It is extremely important to adhere to the treatment and follow-up recommendations. Failing to do so can lead to excessive swelling, discomfort, infection or a painful condition known as dry socket. Fortunately, the remedy for dry socket is simply to remain fully hydrated post-surgery, rinse your mouth frequently, and avoid drinking from a straw during your recovery

 

wisdom teeth
Wisdom teeth are the last permanent molars to develop.

But what about MY teeth?

In past decades, it was commonplace to have 3rd molars removed as a preventative measure against potential future problems. However, since 2000 public health policy has been shifting away from routine removal of asymptomatic wisdom teeth, according to a study published in the National Center for Biotechnology Information. However, while adopting a wait-and-see approach can avoid a potentially unnecessary procedure, both the patient and dentist must vigilant. To avoid wisdom teeth complications such as pericoronitis, unchecked decay, or infected roots, regular check-ups are required to monitor for signs of potential problems through roughly age 30.

The bottom line is to always maintain good communication with your dentist through regular checkups, exams and X-rays. Drs. Meyer and Johns will explain to you how your 3rd molars are developing, and what problems they might expect with your teeth, based on their years of experience.

Have more questions? Ask us at your next appointment.

 

Why Meyer & Johns Needs to Know About Your Heart Condition

dental care heart conditions
Heart conditions can impact dental care. Tell us about yours!

Since February is American Heart Month, you’ve probably heard a lot about cardiac health in the past four weeks. Our nation’s healthcare focus has been on the prevention, treatment, and awareness of heart conditions. But at Meyer & Johns Dental, that awareness extends throughout all 12 months.

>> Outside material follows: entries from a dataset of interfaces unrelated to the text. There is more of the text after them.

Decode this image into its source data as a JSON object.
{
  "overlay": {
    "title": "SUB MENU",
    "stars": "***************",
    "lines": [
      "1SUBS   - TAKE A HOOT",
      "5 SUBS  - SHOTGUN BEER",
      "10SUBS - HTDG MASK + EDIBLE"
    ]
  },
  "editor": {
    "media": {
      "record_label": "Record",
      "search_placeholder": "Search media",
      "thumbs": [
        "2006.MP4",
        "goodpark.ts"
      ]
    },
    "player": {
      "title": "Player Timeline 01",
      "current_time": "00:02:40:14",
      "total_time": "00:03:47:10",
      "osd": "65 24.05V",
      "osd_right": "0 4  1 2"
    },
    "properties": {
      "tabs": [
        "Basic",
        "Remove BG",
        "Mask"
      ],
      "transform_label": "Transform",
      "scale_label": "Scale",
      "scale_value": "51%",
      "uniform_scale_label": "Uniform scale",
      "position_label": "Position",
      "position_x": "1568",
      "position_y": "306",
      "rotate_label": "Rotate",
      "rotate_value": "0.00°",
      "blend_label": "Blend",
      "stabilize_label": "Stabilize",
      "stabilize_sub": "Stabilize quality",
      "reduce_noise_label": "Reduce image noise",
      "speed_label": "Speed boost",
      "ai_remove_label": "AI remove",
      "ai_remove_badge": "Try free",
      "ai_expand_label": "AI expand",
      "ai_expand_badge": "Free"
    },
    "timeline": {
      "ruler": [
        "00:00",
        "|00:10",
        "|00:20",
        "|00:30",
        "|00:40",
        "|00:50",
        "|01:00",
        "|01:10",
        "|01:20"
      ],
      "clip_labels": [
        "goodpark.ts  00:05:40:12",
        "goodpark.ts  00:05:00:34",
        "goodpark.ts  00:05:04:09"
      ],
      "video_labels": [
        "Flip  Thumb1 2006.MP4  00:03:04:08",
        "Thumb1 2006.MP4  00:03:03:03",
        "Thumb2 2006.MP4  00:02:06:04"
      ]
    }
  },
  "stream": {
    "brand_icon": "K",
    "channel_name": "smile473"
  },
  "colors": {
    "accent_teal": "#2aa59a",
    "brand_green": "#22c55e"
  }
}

We take special precautions for our patients with heart conditions, and may ask you questions about any new diagnoses, existing conditions or ongoing treatments. And it’s important for us to know, because there are numerous unexpected heart complications that can arise from routine dental procedures.

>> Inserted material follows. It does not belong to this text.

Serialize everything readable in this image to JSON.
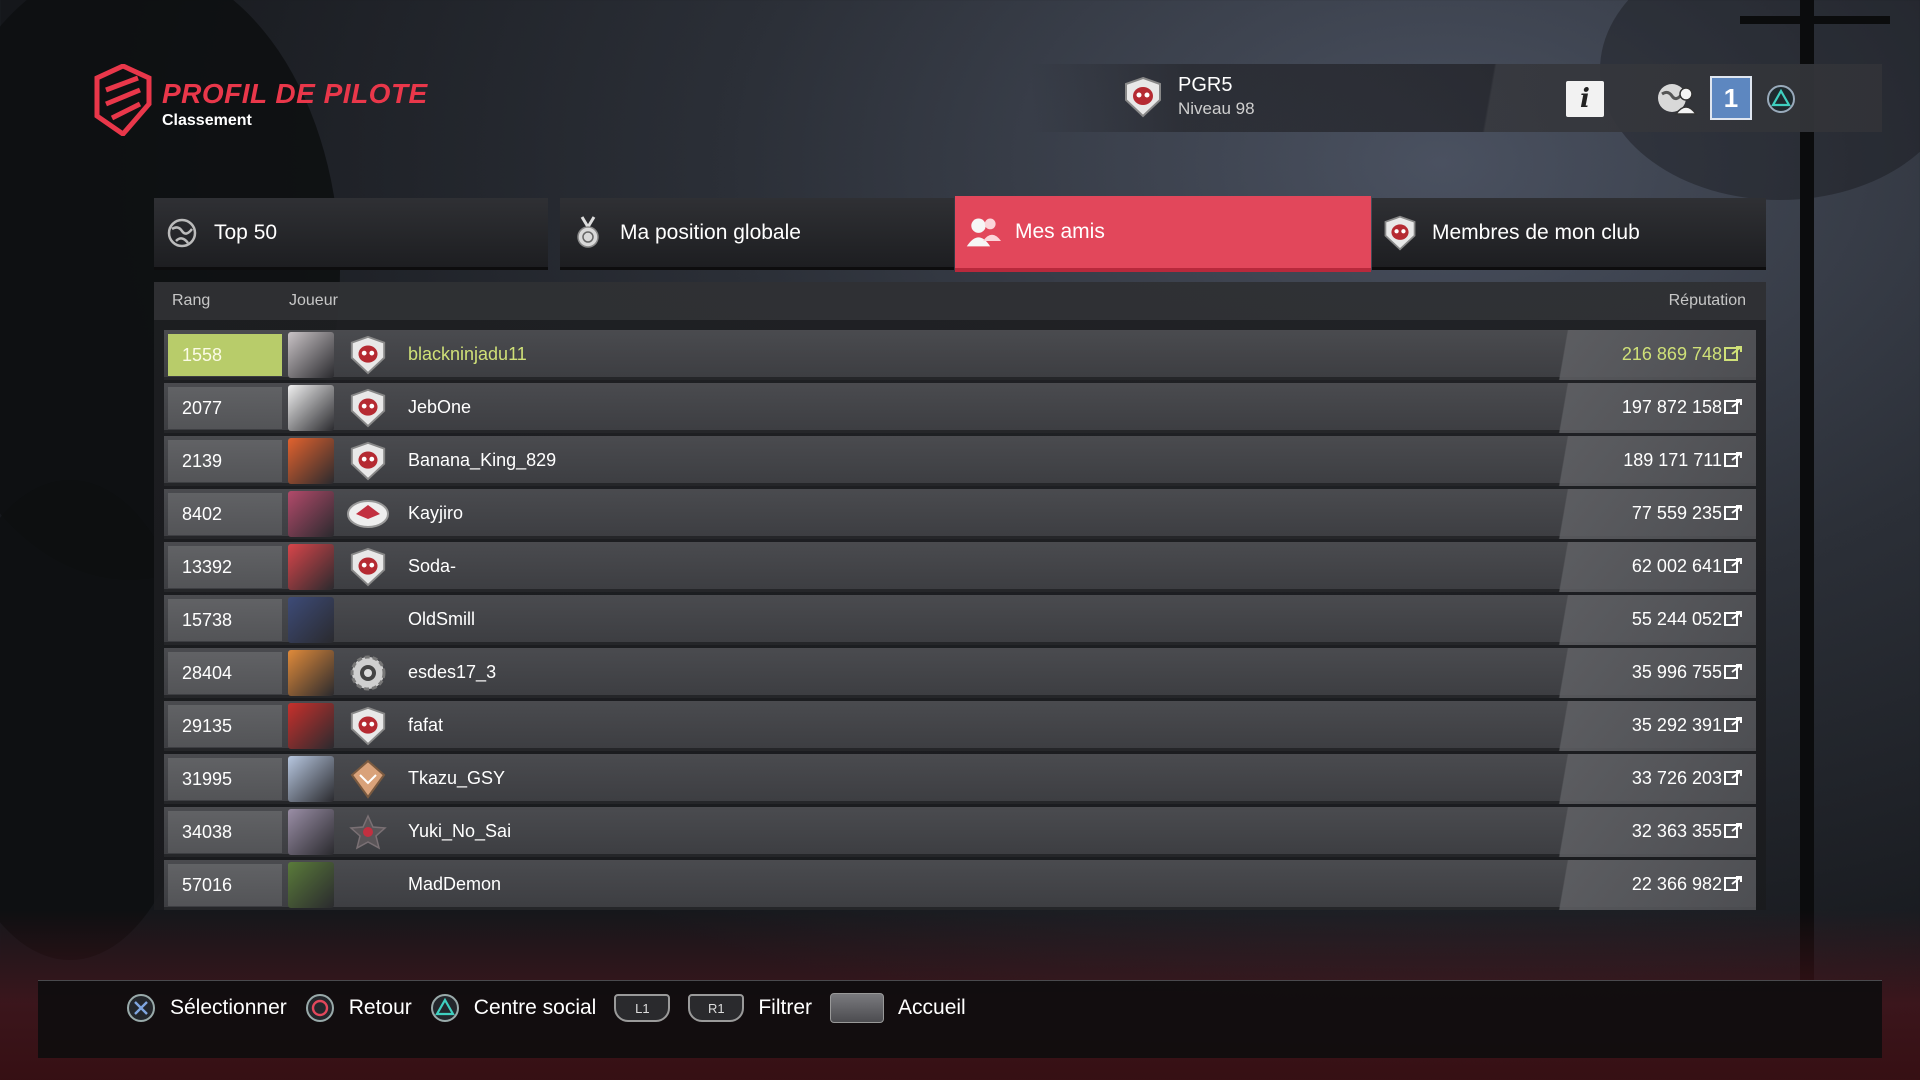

Heart Conditions

Sometimes during normal cleanings, minor bleeding can occur in the mouth. This could allow oral bacteria to enter the bloodstream, potentially making its way to the heart. In heart patients, this increases the risk of endocarditis, which is inflammation of valves or tissue within the heart. In some cases, an antibiotic may be recommended before any visit to the dentist, according to the American Heart Association.

Heart Attack

The general advice for heart attack survivors is a six-month waiting period before having any dental treatments or procedures. As always, it’s important for those patients to let us know about any medications they’re taking, particularly blood-thinners or other anti-coagulants. Even basic conditions that include irregular heartbeat (including some heart mumurs) can present problems unless your dentist is aware of them.

As always, out top priority at Meyer & Johns Dental is the safety and comfort of our patients. Please help us by keeping our staff updated of any changes in your overall health (especially heart conditions). We look forward to making sure your mouth – and the rest of you – stays healthy!